Data records for software interfaces:
####################
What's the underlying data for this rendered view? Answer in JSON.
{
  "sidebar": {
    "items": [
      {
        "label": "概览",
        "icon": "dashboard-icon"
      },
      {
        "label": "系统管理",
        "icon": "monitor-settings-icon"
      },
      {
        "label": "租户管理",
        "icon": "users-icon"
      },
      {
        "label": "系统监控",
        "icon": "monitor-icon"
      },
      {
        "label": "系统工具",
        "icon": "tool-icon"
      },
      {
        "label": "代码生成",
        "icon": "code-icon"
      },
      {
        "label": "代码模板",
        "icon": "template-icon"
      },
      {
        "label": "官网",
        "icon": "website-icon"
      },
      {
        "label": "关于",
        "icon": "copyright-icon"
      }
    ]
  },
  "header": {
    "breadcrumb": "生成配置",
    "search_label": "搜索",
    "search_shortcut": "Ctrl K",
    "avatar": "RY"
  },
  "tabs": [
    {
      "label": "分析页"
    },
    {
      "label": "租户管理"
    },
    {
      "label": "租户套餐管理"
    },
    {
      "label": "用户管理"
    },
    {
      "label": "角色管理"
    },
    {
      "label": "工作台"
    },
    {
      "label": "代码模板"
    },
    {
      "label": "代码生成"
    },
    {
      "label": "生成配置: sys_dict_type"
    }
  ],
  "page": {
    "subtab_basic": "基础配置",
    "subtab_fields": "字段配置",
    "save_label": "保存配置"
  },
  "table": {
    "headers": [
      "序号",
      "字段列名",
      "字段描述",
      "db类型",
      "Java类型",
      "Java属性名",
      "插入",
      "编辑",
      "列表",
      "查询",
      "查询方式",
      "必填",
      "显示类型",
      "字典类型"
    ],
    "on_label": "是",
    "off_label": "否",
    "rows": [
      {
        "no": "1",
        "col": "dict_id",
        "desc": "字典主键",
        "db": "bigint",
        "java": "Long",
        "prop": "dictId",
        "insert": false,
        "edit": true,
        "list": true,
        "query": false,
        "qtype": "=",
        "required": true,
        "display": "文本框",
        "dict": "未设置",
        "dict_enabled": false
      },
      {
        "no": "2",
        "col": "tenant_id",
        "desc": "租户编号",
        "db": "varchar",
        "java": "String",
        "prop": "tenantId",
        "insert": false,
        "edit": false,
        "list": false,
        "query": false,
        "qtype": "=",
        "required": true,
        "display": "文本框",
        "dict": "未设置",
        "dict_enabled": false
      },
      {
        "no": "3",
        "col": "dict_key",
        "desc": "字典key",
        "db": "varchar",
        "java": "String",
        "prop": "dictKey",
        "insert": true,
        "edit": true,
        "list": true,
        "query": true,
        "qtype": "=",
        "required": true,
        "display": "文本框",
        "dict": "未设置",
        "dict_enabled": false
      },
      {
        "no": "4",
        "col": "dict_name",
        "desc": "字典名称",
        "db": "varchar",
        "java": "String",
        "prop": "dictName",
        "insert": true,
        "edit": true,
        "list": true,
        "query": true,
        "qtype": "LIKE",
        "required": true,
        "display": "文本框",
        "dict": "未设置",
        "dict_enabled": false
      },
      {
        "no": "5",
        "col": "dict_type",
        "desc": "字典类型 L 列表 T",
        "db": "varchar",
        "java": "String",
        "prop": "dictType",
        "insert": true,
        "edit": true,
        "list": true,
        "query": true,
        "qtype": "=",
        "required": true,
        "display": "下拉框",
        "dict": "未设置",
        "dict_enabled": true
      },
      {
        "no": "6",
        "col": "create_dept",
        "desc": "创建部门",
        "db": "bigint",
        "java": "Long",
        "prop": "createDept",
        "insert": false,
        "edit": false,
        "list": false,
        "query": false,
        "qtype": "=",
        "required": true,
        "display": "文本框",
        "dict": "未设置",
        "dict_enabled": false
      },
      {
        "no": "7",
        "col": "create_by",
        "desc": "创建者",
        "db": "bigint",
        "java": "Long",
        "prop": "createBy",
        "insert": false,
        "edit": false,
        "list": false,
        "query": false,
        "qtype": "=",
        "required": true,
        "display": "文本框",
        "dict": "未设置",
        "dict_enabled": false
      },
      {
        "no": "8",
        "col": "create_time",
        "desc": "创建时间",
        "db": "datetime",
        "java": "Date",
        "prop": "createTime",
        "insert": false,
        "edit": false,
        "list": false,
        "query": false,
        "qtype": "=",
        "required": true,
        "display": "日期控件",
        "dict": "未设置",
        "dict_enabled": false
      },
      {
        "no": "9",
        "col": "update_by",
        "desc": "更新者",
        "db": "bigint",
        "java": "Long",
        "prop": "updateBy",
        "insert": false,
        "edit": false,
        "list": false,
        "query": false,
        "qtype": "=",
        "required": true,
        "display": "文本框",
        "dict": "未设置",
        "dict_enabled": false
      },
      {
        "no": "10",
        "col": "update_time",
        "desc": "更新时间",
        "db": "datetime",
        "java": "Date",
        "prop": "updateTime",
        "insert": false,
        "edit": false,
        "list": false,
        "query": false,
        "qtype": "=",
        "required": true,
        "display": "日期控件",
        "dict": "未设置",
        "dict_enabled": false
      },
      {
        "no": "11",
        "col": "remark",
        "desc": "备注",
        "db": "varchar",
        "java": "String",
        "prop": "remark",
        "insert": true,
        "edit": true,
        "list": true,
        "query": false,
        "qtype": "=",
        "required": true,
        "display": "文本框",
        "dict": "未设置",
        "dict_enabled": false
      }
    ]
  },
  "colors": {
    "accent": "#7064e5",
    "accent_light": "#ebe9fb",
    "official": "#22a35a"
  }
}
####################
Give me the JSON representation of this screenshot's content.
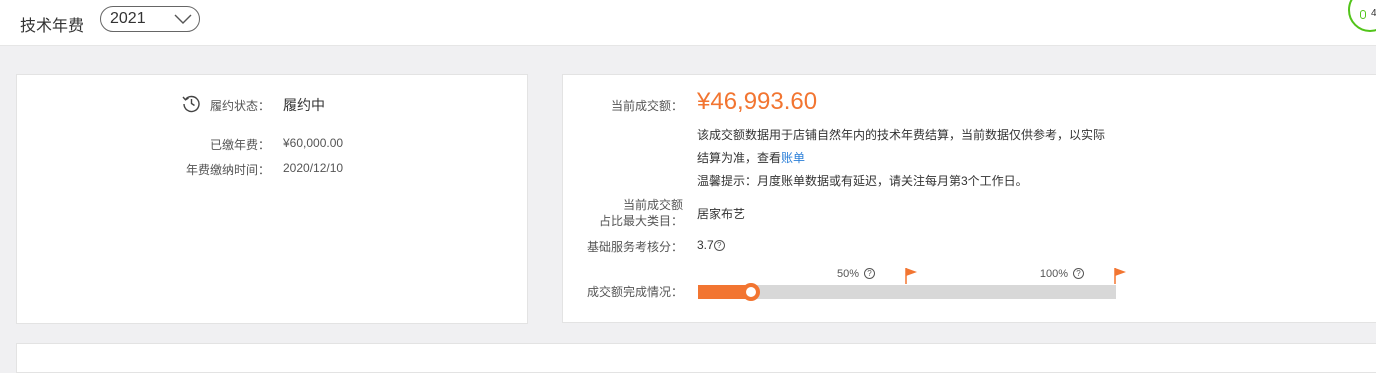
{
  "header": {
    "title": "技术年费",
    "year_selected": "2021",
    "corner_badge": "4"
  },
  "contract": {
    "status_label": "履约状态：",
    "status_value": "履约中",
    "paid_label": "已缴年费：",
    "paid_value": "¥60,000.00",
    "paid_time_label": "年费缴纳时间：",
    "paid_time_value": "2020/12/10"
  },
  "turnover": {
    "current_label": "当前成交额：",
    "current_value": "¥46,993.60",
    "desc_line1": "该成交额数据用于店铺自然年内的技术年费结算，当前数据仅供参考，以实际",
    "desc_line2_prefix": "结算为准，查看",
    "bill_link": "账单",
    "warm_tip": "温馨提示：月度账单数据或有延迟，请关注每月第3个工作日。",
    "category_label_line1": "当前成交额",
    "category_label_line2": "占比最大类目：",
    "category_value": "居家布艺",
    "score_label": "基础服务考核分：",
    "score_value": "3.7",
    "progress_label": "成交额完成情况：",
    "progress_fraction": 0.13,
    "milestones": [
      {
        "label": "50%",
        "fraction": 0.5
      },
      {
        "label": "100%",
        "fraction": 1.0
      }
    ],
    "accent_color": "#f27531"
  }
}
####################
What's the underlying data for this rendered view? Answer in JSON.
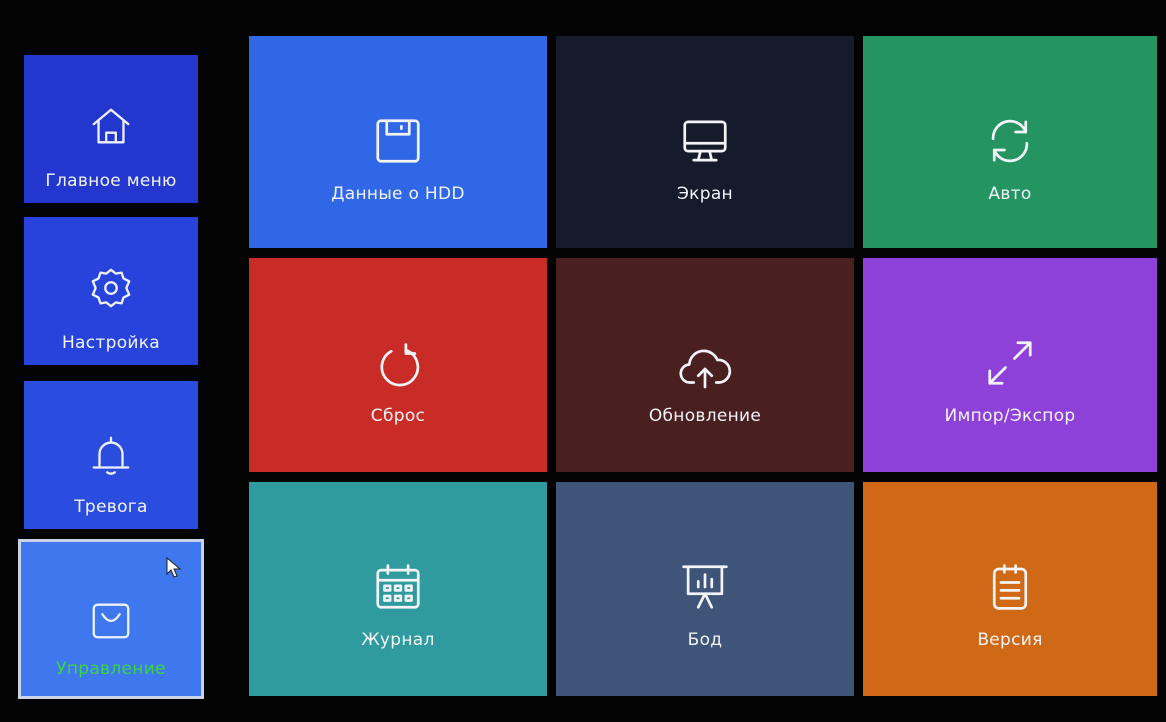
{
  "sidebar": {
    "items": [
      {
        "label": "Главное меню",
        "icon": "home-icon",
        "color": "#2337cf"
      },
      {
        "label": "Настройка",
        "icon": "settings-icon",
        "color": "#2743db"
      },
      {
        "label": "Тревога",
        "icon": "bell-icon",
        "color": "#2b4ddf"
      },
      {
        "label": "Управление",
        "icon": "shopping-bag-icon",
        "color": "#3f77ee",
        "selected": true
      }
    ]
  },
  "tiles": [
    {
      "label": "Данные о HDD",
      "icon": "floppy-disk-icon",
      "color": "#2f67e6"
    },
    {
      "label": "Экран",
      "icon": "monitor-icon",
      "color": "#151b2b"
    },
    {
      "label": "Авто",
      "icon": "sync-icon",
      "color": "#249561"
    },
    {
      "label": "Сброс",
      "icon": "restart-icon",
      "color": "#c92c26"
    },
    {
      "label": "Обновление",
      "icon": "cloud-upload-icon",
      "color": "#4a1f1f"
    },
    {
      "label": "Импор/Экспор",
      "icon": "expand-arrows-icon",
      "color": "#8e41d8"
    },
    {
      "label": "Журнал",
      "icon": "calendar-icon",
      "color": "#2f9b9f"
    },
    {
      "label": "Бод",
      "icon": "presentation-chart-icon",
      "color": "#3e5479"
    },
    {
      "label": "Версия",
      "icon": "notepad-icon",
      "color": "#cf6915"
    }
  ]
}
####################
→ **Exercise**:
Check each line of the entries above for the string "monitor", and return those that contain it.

→ **Task response**:
        "icon": "monitor-settings-icon"
        "icon": "monitor-icon"
      "icon": "monitor-icon",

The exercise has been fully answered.